Gold Spot Prices
Silver Spot Prices

Guide to Taxes, Reporting, and IRAs

No one needs to be told that if they profit on a transaction, the Internal Revenue Service will be around shortly after to determine their share of the proceeds. For those wondering whether they need to file taxes on their precious metal purchases, the short answer is probably yes. That being said however, nothing in this article should be considered tax advice, and for specific tax-related information regarding your tax responsibilities you should speak with your accountant for detailed information regarding your specific situation. For those with general questions regarding the buying and selling of precious metals however, and their potential tax responsibility, this article details the information you will need to know prior to scheduling that appointment with your tax preparation professional.

Cashing in on the Barter Economy

People collect and invest in precious metals for a myriad of reasons. Whether they appreciate the stable growth of a particular precious metal commodity, or they thrill from the visceral response of knowing that they alone know that they have a half a pound of gold stuffed in the back of their bedroom closet. Unfortunately, in certain instances, the Internal Revenue Service may be interested in what is stored under those blankets in that closet. In fact, they are so interested that they have devised a specific form to help keep track of your precious metal holdings. Dubbed Form 1099-B, and creatively entitled, “Proceeds from Broker and Barter Exchange Transactions,” this document finds usage when documenting the gains and losses associated with the sale and purchases of precious metals.

Defining the “Broker”

Broadly stated, a broker is defined by the IRS as any person or entity that facilitates a transaction made between other parties in the course of their business or trade. Indeed, a broker can be an individual, a governmental entity, a foreign national, or a corporation routinely redeems its own shares falls under the umbrella term “broker” when it comes to IRS nomenclature.

Under IRS guidelines, a broker must file a Form 1099-B on each person involved in a host of transactions to include:

  • Commodities
  • Stocks
  • Foreign Currency Contracts
  • Debit instruments
  • Regulated Futures Contracts
  • Precious metals

The 1099-B Form

Designed to capture a wealth of financial information regarding each transaction, the 1099-B Form requires detailed data on a myriad of items that include:

  • Payers name and address
  • Payers FIN number
  • Name and address of recipient
  • Recipient’s account information
  • Detailed description of property
  • Date acquired
  • Date sold
  • Proceeds
  • Additional costs and fees
  • Loss or gain
  • Federal income tax withheld
  • Profit or loss on closed contracts
  • Unrealized profit or loss on open contracts
  • CUSIP number

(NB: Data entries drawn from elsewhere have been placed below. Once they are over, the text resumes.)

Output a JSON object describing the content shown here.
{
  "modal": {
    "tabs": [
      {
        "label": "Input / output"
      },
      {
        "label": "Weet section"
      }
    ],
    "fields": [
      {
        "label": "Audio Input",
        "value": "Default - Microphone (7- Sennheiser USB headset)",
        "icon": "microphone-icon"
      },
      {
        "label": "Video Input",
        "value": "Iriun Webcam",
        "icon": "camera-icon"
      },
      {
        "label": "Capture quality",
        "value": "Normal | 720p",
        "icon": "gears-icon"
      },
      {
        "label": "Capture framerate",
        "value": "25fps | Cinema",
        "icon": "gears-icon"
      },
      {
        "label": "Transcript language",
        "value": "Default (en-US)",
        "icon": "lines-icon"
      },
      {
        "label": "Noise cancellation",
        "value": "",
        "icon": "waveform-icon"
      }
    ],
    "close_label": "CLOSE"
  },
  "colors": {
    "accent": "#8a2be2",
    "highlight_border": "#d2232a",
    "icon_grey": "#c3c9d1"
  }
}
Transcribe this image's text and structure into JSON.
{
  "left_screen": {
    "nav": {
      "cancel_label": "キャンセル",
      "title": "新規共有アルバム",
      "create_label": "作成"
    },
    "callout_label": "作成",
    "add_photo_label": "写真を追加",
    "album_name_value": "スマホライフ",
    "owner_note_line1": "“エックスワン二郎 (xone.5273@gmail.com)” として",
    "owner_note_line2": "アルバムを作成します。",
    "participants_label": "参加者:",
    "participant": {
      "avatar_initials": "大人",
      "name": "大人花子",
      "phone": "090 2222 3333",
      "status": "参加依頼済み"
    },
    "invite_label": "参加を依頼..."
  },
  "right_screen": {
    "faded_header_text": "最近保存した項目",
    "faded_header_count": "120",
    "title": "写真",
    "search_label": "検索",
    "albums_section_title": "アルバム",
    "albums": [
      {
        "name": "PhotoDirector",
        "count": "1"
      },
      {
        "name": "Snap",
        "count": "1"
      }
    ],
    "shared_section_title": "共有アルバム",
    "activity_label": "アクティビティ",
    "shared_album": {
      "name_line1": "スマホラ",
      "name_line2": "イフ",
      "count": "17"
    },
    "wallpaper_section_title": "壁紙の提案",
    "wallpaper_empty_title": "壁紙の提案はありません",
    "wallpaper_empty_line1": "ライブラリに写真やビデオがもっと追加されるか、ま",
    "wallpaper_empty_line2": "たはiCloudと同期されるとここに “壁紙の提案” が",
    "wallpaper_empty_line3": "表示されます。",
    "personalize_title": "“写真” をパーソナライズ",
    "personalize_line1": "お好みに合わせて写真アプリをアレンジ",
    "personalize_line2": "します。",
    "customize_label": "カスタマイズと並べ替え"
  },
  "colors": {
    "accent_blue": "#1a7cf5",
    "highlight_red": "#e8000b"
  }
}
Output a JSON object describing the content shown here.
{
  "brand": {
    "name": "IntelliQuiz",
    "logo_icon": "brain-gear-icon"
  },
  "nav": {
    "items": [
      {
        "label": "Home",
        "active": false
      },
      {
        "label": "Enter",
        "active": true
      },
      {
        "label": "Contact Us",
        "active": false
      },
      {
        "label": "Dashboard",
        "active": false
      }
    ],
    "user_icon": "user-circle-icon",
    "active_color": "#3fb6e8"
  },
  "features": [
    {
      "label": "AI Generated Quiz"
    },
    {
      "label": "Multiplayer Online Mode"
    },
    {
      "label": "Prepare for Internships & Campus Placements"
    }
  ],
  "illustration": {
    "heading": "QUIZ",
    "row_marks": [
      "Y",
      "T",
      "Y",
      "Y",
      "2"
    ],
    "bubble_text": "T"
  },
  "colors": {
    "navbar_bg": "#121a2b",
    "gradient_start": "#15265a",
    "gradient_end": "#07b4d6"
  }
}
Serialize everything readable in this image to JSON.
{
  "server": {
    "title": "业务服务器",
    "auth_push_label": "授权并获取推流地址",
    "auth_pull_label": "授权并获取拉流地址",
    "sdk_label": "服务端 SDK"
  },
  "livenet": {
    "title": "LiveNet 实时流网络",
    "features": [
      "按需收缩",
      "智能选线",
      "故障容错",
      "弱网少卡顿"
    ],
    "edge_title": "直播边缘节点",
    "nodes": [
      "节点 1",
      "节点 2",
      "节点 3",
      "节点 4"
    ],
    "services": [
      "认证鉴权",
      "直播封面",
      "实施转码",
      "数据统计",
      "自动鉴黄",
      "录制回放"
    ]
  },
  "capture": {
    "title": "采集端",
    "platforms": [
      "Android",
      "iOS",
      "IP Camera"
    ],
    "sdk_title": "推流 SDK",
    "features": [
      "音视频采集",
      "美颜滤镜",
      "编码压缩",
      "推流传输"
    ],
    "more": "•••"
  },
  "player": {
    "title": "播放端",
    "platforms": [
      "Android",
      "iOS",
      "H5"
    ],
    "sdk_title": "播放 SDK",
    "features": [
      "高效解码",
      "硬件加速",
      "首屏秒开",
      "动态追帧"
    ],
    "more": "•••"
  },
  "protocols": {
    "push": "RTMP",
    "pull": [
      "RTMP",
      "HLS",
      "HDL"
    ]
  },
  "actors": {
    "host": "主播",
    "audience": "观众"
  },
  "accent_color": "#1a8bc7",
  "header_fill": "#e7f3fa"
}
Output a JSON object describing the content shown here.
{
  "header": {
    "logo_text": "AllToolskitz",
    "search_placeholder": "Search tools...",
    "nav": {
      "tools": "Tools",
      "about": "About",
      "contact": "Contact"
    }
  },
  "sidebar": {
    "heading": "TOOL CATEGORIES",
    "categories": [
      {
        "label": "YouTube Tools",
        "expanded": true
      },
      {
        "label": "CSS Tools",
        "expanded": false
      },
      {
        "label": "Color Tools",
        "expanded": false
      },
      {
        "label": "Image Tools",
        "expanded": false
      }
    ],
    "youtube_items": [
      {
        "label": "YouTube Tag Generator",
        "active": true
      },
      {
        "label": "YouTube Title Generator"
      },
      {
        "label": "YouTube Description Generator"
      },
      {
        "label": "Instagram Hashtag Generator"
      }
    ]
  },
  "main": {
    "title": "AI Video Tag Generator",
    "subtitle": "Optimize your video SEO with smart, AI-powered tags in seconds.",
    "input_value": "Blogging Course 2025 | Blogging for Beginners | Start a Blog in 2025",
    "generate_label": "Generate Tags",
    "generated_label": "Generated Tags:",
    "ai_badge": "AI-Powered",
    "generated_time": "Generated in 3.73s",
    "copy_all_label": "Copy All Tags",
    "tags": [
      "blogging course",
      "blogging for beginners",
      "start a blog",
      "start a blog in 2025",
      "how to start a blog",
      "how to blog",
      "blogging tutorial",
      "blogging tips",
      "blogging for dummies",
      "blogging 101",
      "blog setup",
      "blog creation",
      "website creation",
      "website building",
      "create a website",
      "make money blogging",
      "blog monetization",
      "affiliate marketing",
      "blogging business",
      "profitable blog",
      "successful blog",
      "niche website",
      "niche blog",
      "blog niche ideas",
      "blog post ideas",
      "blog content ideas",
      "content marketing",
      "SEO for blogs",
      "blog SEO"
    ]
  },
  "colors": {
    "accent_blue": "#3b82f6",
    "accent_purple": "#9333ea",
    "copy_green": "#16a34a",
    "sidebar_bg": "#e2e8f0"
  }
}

Reportable Bullion Transactions

As mentioned, in certain instances, the IRS mandates that applicable bullion transactions be reported to the Treasury Department. As such, regulations mandate that bullion dealers report when certain precious metal transactions occur, such as:

  • Minimum Silver Fineness: .999 of 1000 Troy ounces or more
  • Minimum Gold Fineness: .995 1 kilo (32.15) Troy ounces or more
  • Minimum Platinum Fineness: .9995 of 25 Troy ounces or more
  • Minimum Palladium Fineness: .9995 of 100 Troy ounces or more

In addition to bulk-weight bullion purchases, the Internal Revenue Services requires the following be reported following a transaction when the quantity exceeds 25 coins:

Finally, whenever a cash transaction exceeds $10,000 or a series of cash transactions, when combined, exceeds the $10,000 threshold. With much excitement and interest surrounding the investment in precious metals, understanding the tax implications of those investment transactions is critical to making an informed buying decision, so be sure to schedule an appointment with your Certified Public Accountant or tax preparation professional to guarantee that you do not run afoul of the tax man this reporting season.

Brands We Review